The Pauline Year now coming to its close invites us also to look to the Apostle of the Gentiles, who represents a splendid example of a priest entirely devoted to his ministry. "The love of Christ urges us on" - he wrote - "because we are convinced that one has died for all; therefore all have died" (2 Cor 5:14). And he adds: "He died for all, so that those who live might live no longer for themselves, but for him who died and was raised for them" (2 Cor 5:15). Could a finer programme be proposed to any priest resolved to advance along the path of Christian perfection?

Dear brother priests, the celebration of the 150th anniversary of the death of Saint John Mary Vianney (1859) follows upon the celebration of the 150th anniversary of the apparitions of Lourdes (1858). In 1959 Blessed Pope John XXIII noted that "shortly before the Curé of Ars completed his long and admirable life, the Immaculate Virgin appeared in another part of France to an innocent and humble girl, and entrusted to her a message of prayer and penance which continues, even a century later, to yield immense spiritual fruits. The life of this holy priest whose centenary we are commemorating in a real way anticipated the great supernatural truths taught to the seer of Massabielle. He was greatly devoted to the Immaculate Conception of the Blessed Virgin; in 1836 he had dedicated his parish church to Our Lady Conceived without Sin and he greeted the dogmatic definition of this truth in 1854 with deep faith and great joy."[50] The Curé would always remind his faithful that "after giving us all he could, Jesus Christ wishes in addition to bequeath us his most precious possession, his Blessed Mother".[51]

To the Most Holy Virgin I entrust this Year for Priests.
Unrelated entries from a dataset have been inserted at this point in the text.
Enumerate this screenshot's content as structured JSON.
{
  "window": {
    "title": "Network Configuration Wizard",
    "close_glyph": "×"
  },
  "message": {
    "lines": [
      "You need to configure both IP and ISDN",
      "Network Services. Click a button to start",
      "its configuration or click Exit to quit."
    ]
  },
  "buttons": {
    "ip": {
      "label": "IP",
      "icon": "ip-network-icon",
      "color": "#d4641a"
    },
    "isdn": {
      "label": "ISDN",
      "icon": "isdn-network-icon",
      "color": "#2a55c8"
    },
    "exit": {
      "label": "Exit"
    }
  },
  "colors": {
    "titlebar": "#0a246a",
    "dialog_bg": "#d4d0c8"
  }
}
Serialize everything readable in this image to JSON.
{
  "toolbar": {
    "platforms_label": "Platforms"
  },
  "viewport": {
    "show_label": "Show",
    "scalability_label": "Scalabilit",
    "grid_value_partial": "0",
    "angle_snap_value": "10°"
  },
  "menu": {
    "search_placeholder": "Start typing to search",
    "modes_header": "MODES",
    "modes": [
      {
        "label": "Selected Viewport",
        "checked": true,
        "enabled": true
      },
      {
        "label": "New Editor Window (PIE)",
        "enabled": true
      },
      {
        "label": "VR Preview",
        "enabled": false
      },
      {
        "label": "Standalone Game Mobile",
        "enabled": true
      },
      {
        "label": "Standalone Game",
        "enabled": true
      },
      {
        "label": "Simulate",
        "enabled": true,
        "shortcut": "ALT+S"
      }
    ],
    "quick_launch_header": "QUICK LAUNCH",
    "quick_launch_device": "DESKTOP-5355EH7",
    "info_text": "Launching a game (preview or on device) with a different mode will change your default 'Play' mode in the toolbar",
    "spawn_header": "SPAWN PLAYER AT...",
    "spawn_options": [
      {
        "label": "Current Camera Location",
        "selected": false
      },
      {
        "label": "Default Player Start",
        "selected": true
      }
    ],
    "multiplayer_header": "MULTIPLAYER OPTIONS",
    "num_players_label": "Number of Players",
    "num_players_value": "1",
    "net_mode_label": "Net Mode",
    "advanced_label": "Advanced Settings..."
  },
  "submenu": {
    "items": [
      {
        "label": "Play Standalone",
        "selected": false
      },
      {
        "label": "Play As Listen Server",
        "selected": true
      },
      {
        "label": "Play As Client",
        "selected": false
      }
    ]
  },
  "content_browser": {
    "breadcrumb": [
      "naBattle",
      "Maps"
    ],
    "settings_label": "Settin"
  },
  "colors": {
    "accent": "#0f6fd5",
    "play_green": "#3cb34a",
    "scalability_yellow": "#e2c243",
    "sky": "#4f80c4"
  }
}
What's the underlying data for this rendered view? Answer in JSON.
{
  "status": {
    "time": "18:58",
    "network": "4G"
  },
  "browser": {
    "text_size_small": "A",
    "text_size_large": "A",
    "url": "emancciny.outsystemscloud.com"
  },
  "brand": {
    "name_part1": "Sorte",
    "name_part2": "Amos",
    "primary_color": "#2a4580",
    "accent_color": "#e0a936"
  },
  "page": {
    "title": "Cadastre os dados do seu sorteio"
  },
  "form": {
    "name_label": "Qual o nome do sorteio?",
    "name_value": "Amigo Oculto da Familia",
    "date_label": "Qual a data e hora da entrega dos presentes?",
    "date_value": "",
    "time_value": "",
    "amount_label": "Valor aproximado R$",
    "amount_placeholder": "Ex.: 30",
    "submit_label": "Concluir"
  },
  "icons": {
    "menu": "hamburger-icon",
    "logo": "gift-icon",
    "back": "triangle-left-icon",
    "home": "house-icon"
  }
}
I ask her to awaken in the heart of every priest a generous and renewed commitment to the ideal of complete self-oblation to Christ and the Church which inspired the thoughts and actions of the saintly Curé of Ars. It was his fervent prayer life and his impassioned love of Christ Crucified that enabled John Mary Vianney to grow daily in his total self-oblation to God and the Church. May his example lead all priests to offer that witness of unity with their Bishop, with one another and with the lay faithful, which today, as ever, is so necessary. Despite all the evil present in our world, the words which Christ spoke to his Apostles in the Upper Room continue to inspire us: "In the world you have tribulation; but take courage, I have overcome the world" (Jn 16:33). Our faith in the Divine Master gives us the strength to look to the future with confidence. Dear priests, Christ is counting on you. In the footsteps of the Curé of Ars, let yourselves be enthralled by him. In this way you too will be, for the world in our time, heralds of hope, reconciliation and peace!

With my blessing.

From the Vatican, 16 June 2009.

BENEDICTVS PP. XVI

About Dom Mark

Dom Mark Daniel Kirby is Conventual Prior of Silverstream Priory in Stamullen, County Meath, Ireland. The ecclesial mandate of his Benedictine community is the adoration of the Most Holy Sacrament of the Altar in a spirit of reparation, and in intercession for the sanctification of priests.

Donations for Silverstream Priory

Categories

Archives